God, Tozer argues, is completely other. Those that saw Him used words such as "like" and "as" express what they saw, acknowledging that what they were actually seeing and experiencing was completely different from the world the dwelt in.  But we have doggedly tried to tie God to our conception and our physical laws and what we think a supreme being should look like, act like, and be like.

God is Other.  Which is what makes the coming of Christ all the more amazing (something else we enervate by this doctrine of "like us').  The Unknowable, the Unsearchable, the Un-Us became like us.  Suddenly God was here, present among us, not a Raging Fire and and Unapproachable Light but a man we could see and talk to. 

Which makes for the relevant question for me:  Am I treating God like He is? (I am not, of course, and this is mostly written to me).  And more importantly if I am not, how do I begin to to do so in a way that reflects who He really is?

Tuesday, March 21, 2017

Brought To You By Rabbit

So one of the things that Kymber recommended I do is take 30 minutes a day and just sit.  Time has been a bit on the unavailable side to sit outside, so this blog comes to you courtesy of the Rabbit in the chair.

The Rabbit is Midnight, our big black bunny who will have her eighth birthday with us in August, our first rescue bunny.  She is sitting here, next to me on her pink towel as I type.

Rabbits, if I have not said it enough, make excellent pets.  They are quiet.  They are relatively clean, if you keep up with their litter box - and their waste (combined with hay and wood pellets) makes an excellent mulch for the garden.  Their food is inoffensive - hay, hay pellets, and fruits and vegetables.  For those that trouble themselves about such things, they are supposed to be as smart as cats.  They purr, in a sort of way, just like cats (actually, they grind their teeth together.  Means the same thing).  They give bunny kisses, also like cats.  They are incredibly fluffy.  And they have personalities.

Midnight has a very restrained, reserved personality.  She generally prefers attention on her own terms.  She will happily sit beside you (as she is doing now) rather quietly and contentedly.  She does not seem to be bothered extensively by the new puppy (as opposed to I-bun, who is definitely not a fan).  She gets rather excited about the carrot that comes her way every morning - in fact, she is rather insistent on it and gets grumpy if it is delayed.
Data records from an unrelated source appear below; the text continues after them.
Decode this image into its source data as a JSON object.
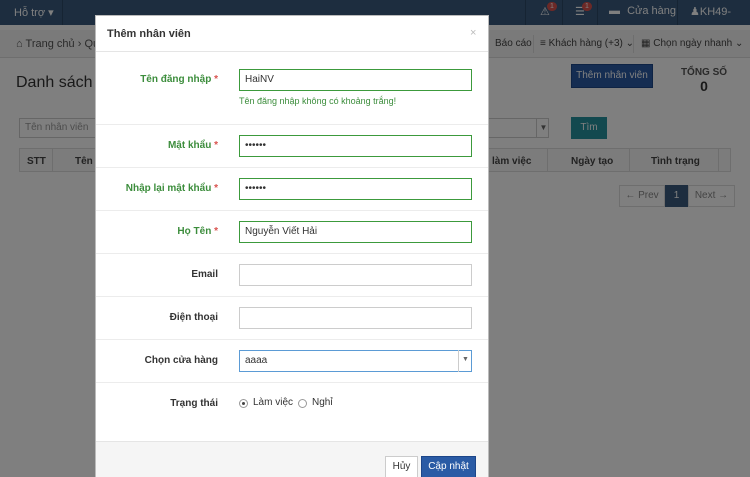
{
  "topbar": {
    "help": "Hỗ trợ",
    "alerts_badge": "1",
    "messages_badge": "1",
    "store": "Cửa hàng",
    "user": "KH49-"
  },
  "breadcrumb": {
    "home": "Trang chủ",
    "next": "Qu"
  },
  "toolbar": {
    "report": "Báo cáo",
    "customers": "Khách hàng (+3)",
    "date": "Chọn ngày nhanh"
  },
  "page": {
    "title": "Danh sách nh",
    "add_button": "Thêm nhân viên",
    "total_label": "TỔNG SỐ",
    "total_value": "0",
    "search_placeholder": "Tên nhân viên",
    "find_button": "Tìm"
  },
  "table": {
    "headers": [
      "STT",
      "Tên",
      "làm việc",
      "Ngày tạo",
      "Tình trạng"
    ]
  },
  "pagination": {
    "prev": "← Prev",
    "current": "1",
    "next": "Next →"
  },
  "modal": {
    "title": "Thêm nhân viên",
    "close": "×",
    "username_label": "Tên đăng nhập",
    "username_value": "HaiNV",
    "username_hint": "Tên đăng nhập không có khoảng trắng!",
    "password_label": "Mật khẩu",
    "password_value": "••••••",
    "confirm_label": "Nhập lại mật khẩu",
    "confirm_value": "••••••",
    "fullname_label": "Họ Tên",
    "fullname_value": "Nguyễn Viết Hải",
    "email_label": "Email",
    "email_value": "",
    "phone_label": "Điện thoại",
    "phone_value": "",
    "store_label": "Chọn cửa hàng",
    "store_value": "aaaa",
    "status_label": "Trạng thái",
    "status_working": "Làm việc",
    "status_off": "Nghỉ",
    "required_mark": "*",
    "cancel_button": "Hủy",
    "save_button": "Cập nhật"
  }
}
But the best thing about her- and really about any bunny - is just the sense of calm and peace you have when you are with them.  I am not sure what it is - all I know is that being with the bunnies makes me far more calm and happy than not being with them.

Sometimes peace is just a few bunny hops away.